Provide a work climate of growth and safety across emotional, physical, psychological, and spiritual domains.
Regional ecosystem [5, 15, 43]
Continued increase in regional medical association advocacy for physician safety in identifying and seeking help for burnout.
Maintain a repository of data on organizational health to enable identification of regional organizational champions and detection of effective practices.
Continued quality improvement of the wellness curriculum in medical education and training programs; this should incorporate periodic assessment of learners for indicators of psychological distress and burnout.
Develop more robust physician health programs and build on identified best practices.
Provide direction and encouragement to healthcare institutions seeking to address physician burnout; identify and acknowledge organizational champions.
National ecosystem [4, 5, 9, 11, 15, 23, 43, 44]
Change the conversation at the societal level: increase the recognition of toxic effects of herculean expectations of physicians by health consumers and by physicians themselves
Maintain a repository of data measuring physician health, well-being, and burnout over time to allow action-oriented appraisal of national trends
Continued work on national standards for trainee duty hours so that the same high volume of work is not merely shifted into more compressed duty hours
National standards for suicide prevention and mental health promotion across the trajectory of medical education and training
Denormalization of perfectionism and overachievement ➔ shift the mentality of viewing overwork and burnout as badges of honor and rites of passage
Continued appraisal, recognition, and reform of the hidden curriculum
Increased industry oversight to promote increased collaboration, product usability and durability from EMR vendors as a number of EMR products are unnecessarily complex
Enhance the dialogue with licensing bodies with regards to physician self-identification without undue penalization.

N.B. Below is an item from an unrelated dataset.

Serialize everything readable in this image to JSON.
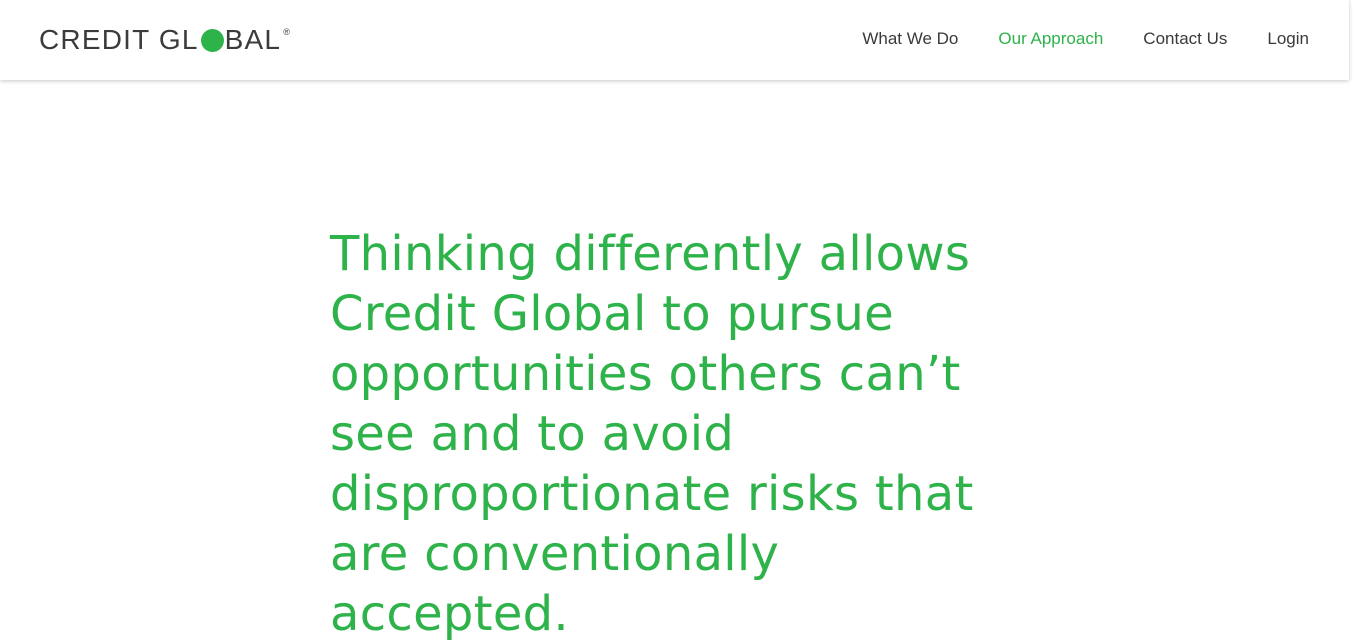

Make it safe to seek assistance without penalty
Reevaluate and redesign the physician complaints investigation process by licensing authorities to reduce the duration and undue strain inherent in the process